• About this task: Extract each record and reproduce it exactly.

Element data from apps and pages:
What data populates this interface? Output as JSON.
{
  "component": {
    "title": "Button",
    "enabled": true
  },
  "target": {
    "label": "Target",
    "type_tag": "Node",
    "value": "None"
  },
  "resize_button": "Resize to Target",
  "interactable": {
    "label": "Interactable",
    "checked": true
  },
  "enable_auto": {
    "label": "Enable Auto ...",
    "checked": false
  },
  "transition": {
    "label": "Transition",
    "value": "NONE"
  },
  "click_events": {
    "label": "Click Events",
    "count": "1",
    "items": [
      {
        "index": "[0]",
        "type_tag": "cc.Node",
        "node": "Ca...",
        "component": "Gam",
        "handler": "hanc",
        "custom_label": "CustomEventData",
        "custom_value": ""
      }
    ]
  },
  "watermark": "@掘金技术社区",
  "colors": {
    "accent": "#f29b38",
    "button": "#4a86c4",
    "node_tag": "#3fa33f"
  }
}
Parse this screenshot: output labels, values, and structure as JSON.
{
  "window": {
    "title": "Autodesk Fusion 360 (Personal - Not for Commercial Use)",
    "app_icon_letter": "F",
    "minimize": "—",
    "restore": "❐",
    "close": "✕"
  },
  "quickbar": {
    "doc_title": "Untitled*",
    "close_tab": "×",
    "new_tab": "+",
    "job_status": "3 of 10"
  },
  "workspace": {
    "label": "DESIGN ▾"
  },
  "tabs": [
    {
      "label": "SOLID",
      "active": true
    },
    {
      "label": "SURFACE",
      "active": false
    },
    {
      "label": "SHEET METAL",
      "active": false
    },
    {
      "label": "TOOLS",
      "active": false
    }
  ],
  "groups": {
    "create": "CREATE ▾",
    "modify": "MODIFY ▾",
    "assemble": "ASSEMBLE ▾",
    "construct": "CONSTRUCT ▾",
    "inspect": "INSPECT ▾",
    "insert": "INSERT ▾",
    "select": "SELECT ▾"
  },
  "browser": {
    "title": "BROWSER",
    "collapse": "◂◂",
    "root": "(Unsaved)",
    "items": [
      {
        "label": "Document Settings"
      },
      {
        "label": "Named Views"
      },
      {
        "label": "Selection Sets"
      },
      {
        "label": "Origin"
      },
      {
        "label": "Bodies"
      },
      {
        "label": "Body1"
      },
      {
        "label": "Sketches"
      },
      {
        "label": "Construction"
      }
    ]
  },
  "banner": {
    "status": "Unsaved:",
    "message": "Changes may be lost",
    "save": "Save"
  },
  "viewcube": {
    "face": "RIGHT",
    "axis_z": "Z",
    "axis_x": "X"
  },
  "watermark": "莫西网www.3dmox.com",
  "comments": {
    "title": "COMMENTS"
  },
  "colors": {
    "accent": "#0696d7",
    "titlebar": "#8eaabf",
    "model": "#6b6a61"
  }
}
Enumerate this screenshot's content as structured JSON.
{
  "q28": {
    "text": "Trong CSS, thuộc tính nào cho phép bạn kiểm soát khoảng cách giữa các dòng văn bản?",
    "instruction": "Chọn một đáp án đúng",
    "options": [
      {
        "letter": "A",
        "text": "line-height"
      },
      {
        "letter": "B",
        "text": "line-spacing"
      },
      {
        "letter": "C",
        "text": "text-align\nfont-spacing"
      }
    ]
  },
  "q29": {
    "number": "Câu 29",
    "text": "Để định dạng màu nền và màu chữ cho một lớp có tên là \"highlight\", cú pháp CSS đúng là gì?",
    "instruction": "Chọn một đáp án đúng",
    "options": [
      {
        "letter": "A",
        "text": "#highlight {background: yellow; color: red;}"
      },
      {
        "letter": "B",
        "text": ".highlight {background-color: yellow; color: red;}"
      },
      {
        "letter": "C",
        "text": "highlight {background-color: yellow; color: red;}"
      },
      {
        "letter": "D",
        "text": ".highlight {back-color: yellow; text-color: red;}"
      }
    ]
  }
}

• Answer to this problem:
What data populates this interface? Output as JSON.
{
  "component": {
    "title": "Button",
    "enabled": true
  },
  "target": {
    "label": "Target",
    "type_tag": "Node",
    "value": "None"
  },
  "resize_button": "Resize to Target",
  "interactable": {
    "label": "Interactable",
    "checked": true
  },
  "enable_auto": {
    "label": "Enable Auto ...",
    "checked": false
  },
  "transition": {
    "label": "Transition",
    "value": "NONE"
  },
  "click_events": {
    "label": "Click Events",
    "count": "1",
    "items": [
      {
        "index": "[0]",
        "type_tag": "cc.Node",
        "node": "Ca...",
        "component": "Gam",
        "handler": "hanc",
        "custom_label": "CustomEventData",
        "custom_value": ""
      }
    ]
  },
  "watermark": "@掘金技术社区",
  "colors": {
    "accent": "#f29b38",
    "button": "#4a86c4",
    "node_tag": "#3fa33f"
  }
}
Parse this screenshot: output labels, values, and structure as JSON.
{
  "window": {
    "title": "Autodesk Fusion 360 (Personal - Not for Commercial Use)",
    "app_icon_letter": "F",
    "minimize": "—",
    "restore": "❐",
    "close": "✕"
  },
  "quickbar": {
    "doc_title": "Untitled*",
    "close_tab": "×",
    "new_tab": "+",
    "job_status": "3 of 10"
  },
  "workspace": {
    "label": "DESIGN ▾"
  },
  "tabs": [
    {
      "label": "SOLID",
      "active": true
    },
    {
      "label": "SURFACE",
      "active": false
    },
    {
      "label": "SHEET METAL",
      "active": false
    },
    {
      "label": "TOOLS",
      "active": false
    }
  ],
  "groups": {
    "create": "CREATE ▾",
    "modify": "MODIFY ▾",
    "assemble": "ASSEMBLE ▾",
    "construct": "CONSTRUCT ▾",
    "inspect": "INSPECT ▾",
    "insert": "INSERT ▾",
    "select": "SELECT ▾"
  },
  "browser": {
    "title": "BROWSER",
    "collapse": "◂◂",
    "root": "(Unsaved)",
    "items": [
      {
        "label": "Document Settings"
      },
      {
        "label": "Named Views"
      },
      {
        "label": "Selection Sets"
      },
      {
        "label": "Origin"
      },
      {
        "label": "Bodies"
      },
      {
        "label": "Body1"
      },
      {
        "label": "Sketches"
      },
      {
        "label": "Construction"
      }
    ]
  },
  "banner": {
    "status": "Unsaved:",
    "message": "Changes may be lost",
    "save": "Save"
  },
  "viewcube": {
    "face": "RIGHT",
    "axis_z": "Z",
    "axis_x": "X"
  },
  "watermark": "莫西网www.3dmox.com",
  "comments": {
    "title": "COMMENTS"
  },
  "colors": {
    "accent": "#0696d7",
    "titlebar": "#8eaabf",
    "model": "#6b6a61"
  }
}
Enumerate this screenshot's content as structured JSON.
{
  "q28": {
    "text": "Trong CSS, thuộc tính nào cho phép bạn kiểm soát khoảng cách giữa các dòng văn bản?",
    "instruction": "Chọn một đáp án đúng",
    "options": [
      {
        "letter": "A",
        "text": "line-height"
      },
      {
        "letter": "B",
        "text": "line-spacing"
      },
      {
        "letter": "C",
        "text": "text-align\nfont-spacing"
      }
    ]
  },
  "q29": {
    "number": "Câu 29",
    "text": "Để định dạng màu nền và màu chữ cho một lớp có tên là \"highlight\", cú pháp CSS đúng là gì?",
    "instruction": "Chọn một đáp án đúng",
    "options": [
      {
        "letter": "A",
        "text": "#highlight {background: yellow; color: red;}"
      },
      {
        "letter": "B",
        "text": ".highlight {background-color: yellow; color: red;}"
      },
      {
        "letter": "C",
        "text": "highlight {background-color: yellow; color: red;}"
      },
      {
        "letter": "D",
        "text": ".highlight {back-color: yellow; text-color: red;}"
      }
    ]
  }
}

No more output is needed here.